It is also known as the line of demarcation. It is not straight but zigzags to avoid political and country borders and to not cut some countries in half. When you cross the International Date Line from west to east, you subtract a day, and if you cross the line from east to west, you add a day. Depending on which time zone the country follows, the time difference on either side of the line is not always 24 hours.
For example, if you travel the kilometers miles across the dateline from Baker Island to Tokelau you have to add 25 hours, or 1 day and 1 hour.
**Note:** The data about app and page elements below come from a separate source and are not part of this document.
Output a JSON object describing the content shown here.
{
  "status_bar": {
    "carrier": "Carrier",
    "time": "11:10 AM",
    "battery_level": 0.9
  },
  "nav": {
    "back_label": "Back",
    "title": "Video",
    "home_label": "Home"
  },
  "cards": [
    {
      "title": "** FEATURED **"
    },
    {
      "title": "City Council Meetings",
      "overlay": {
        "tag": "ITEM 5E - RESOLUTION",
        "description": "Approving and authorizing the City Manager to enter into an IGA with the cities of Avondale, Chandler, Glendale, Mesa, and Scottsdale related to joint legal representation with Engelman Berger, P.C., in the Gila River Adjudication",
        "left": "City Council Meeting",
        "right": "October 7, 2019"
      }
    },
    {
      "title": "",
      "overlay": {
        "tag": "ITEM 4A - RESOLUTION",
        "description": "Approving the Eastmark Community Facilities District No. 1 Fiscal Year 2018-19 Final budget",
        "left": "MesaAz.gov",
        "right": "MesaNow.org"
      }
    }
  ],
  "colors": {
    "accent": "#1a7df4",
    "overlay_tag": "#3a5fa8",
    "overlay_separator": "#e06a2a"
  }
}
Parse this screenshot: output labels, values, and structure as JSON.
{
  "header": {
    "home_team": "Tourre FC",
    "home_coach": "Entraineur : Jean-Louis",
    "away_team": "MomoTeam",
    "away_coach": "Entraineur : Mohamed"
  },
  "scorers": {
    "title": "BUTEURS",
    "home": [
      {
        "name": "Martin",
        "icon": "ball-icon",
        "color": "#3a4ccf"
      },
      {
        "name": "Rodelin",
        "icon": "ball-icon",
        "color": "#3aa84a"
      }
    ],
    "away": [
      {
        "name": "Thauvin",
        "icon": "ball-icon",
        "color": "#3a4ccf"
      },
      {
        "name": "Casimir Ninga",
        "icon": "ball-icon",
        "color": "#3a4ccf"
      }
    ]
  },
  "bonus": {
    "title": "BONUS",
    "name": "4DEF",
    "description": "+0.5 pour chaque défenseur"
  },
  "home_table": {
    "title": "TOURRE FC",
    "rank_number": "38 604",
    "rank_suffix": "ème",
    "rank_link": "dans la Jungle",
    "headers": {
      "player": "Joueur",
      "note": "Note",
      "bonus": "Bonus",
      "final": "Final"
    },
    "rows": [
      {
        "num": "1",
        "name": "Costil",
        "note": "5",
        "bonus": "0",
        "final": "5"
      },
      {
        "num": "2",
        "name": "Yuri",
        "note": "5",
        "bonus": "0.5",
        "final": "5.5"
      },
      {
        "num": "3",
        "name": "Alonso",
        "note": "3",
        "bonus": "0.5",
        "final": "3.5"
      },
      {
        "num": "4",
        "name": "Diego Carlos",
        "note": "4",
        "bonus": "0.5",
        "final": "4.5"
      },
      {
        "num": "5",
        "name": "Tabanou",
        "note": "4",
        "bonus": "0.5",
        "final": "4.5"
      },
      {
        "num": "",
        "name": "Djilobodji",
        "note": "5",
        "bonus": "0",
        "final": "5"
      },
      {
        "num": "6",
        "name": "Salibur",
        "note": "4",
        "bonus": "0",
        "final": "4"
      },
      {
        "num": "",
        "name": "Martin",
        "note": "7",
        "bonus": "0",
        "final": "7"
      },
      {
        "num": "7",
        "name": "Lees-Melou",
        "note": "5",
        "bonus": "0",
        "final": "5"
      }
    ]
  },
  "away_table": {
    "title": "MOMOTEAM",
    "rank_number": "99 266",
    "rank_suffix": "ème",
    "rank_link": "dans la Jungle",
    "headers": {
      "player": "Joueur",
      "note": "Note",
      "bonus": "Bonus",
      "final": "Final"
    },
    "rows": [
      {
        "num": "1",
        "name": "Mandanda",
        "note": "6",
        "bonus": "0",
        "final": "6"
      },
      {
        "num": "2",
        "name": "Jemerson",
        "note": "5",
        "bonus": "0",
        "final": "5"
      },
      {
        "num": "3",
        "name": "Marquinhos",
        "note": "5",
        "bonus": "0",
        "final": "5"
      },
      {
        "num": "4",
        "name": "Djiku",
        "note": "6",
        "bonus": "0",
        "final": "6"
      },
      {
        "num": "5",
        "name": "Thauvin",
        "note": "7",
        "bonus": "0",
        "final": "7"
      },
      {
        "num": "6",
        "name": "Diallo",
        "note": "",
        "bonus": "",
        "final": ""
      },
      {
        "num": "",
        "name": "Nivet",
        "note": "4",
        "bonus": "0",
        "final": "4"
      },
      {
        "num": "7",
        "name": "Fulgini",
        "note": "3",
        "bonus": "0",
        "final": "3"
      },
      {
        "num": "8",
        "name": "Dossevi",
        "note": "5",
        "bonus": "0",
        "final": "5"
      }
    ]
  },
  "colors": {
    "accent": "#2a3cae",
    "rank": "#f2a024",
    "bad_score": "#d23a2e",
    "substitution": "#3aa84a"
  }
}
Changing Sides of the Dateline The dateline is not defined by international law.
Countries are free to choose the date and time zone that they want to observe.
For example, when the Republic of Kiribati gained independence from being a British colony in some of the islands were on one side of the dateline, and the rest were on the other.
They corrected the anomaly in the eastern half of Kiribati by skipping January 1, and ever since Kiribati has been the first country to enter the New Year.
They did this to facilitate trade with Australia and New Zealand, and Tokelau followed Samoa for the same reasons.